The benefits of entrepreneurship and pluralism go beyond cultural difference and extend into current debates about merit pay and other education policy issues. Instead of having national (or even district level) discussions about whether merit pay for teachers is good policy, and how it could be implemented, why not allow different schools to use different hiring, retention, and incentive programs, and the market system to allow teachers to go where they think they can get the best contract, and students to go and stay where they think they can get the best education by the best teachers? (Note that when we discuss the issue of merit pay in the political realm, the assumption seems to be that there is only one best answer to how to hire, retain, and incent teachers, and all we have to do is discover it. In a market, the assumption is that, quite possibly, there is no “best” answer, and different folks might find different answers to be “best.” I find the latter assumption more plausible, of course.)
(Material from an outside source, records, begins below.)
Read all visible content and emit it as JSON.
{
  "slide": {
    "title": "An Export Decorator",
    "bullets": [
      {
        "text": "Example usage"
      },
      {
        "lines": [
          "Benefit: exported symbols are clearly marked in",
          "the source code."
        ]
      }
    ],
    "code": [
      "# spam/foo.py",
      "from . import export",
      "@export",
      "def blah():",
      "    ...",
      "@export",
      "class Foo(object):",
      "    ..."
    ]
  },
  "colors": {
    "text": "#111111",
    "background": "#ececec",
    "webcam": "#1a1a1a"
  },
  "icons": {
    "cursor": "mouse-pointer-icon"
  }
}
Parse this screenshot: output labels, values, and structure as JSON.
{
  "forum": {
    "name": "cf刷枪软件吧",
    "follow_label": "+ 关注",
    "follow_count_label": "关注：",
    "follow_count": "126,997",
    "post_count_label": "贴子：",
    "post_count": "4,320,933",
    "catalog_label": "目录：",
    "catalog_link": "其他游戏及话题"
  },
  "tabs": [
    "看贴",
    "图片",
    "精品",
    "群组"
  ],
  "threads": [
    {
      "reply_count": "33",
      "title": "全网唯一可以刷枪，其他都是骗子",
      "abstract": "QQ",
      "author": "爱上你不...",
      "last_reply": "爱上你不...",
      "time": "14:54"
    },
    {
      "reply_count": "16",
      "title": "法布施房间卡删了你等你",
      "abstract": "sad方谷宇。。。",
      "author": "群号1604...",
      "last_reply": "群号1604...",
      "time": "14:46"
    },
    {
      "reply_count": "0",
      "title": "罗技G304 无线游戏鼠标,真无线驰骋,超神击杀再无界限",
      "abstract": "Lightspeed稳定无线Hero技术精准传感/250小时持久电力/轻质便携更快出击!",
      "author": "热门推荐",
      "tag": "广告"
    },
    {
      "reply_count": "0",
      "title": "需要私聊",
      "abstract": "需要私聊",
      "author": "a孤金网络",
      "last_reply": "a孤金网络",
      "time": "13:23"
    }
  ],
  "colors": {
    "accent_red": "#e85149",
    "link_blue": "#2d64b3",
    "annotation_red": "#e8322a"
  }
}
I will close with some key elements that I think any successful market in education would need: the market (1) must be open to for-profit companies that can scale and put money to R&D better than non-profits, (2) should maintain relatively low cost of entry and exit for new firms in order to best harness entrepreneurship, and (3) include a role for government in enabling and mandating that schools make information about the school and its performance available to consumers.
I started with an observation that in most areas of life, we not only use markets to great effect, but don’t generally question whether markets are the best way to allocate goods and services. There are many arguments about why education is different, but I find them unconvincing. Education is not significantly different. The market should be allowed to work.